How does the Maintenance Services Department serve the City of Fullerton?
The Public Works Department protects the investment the community has made in its infrastructure - the streets, buildings, parks and other facilities that belong to all Fullerton residents. Public Works and its 150 employees are responsible for a wide range of functions, including maintaining the City's automotive equipment, sidewalks, buildings, landscapes, parks, trees, streets, streetlights, graffiti removal and the maintenance and operation of the water and sewer systems.
Public Works consists of eight operating divisions: Building and Facility Maintenance, Equipment Maintenance, Landscape Maintenance, Street Maintenance, Water System Operations, Sewer System Operations, Engineering, and the Fullerton Airport.
What makes the sewers so expensive to maintain and repair?
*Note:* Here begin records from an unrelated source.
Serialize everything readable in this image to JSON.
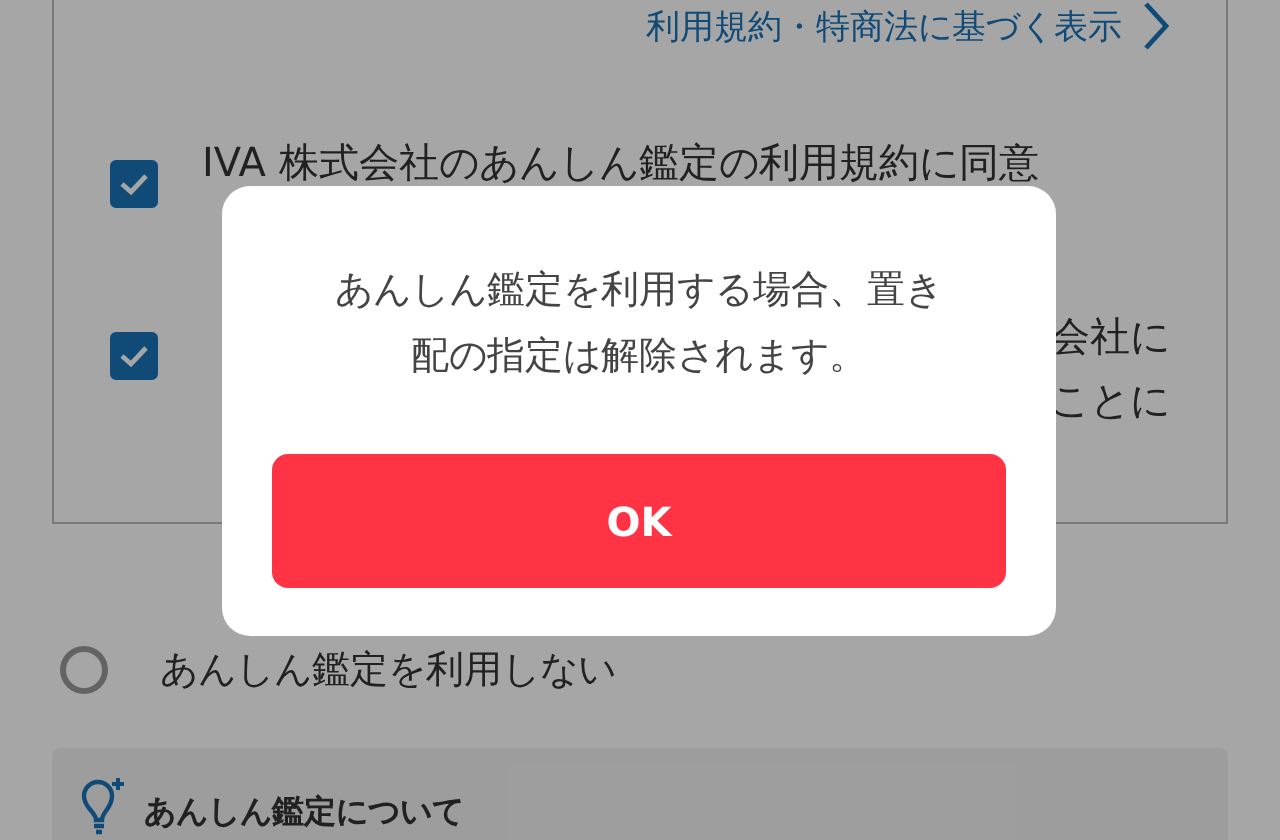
{
  "terms_link": {
    "label": "利用規約・特商法に基づく表示"
  },
  "consents": [
    {
      "lines": [
        "IVA 株式会社のあんしん鑑定の利用規約に同意"
      ],
      "checked": true
    },
    {
      "lines": [
        "会社に",
        "ことに"
      ],
      "checked": true
    }
  ],
  "radio_option": {
    "label": "あんしん鑑定を利用しない",
    "selected": false
  },
  "info_panel": {
    "title": "あんしん鑑定について"
  },
  "dialog": {
    "message": "あんしん鑑定を利用する場合、置き配の指定は解除されます。",
    "button": "OK"
  }
}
A sewer system is one of the most expensive utilities a city operates, and is probably the single most expensive utility owned by the City of Fullerton. There are several reasons; one of the major factors is the depth of sewer pipes. To protect drinking water supplies, sewer pipes are buried deeper than water supply lines. A typical water line may be five to seven feet underground, while a sewer line may be between 10 and 25 feet deep. Excavating to that depth is much more expensive because trenches have to be supported and more protective measures need to be in place. Another reason is that while repairs are being made, the sewer lines must be bypassed with auxiliary pipes so sewage won’t back up in the system. The bypass system must be leak-proof and requires round-the-clock monitoring. Another factor driving up the cost of sewer maintenance is the new Waste Discharge Requirement from the State of California, which requires us to maintain and continually evaluate the entire system to prevent raw sewage from impacting our environment.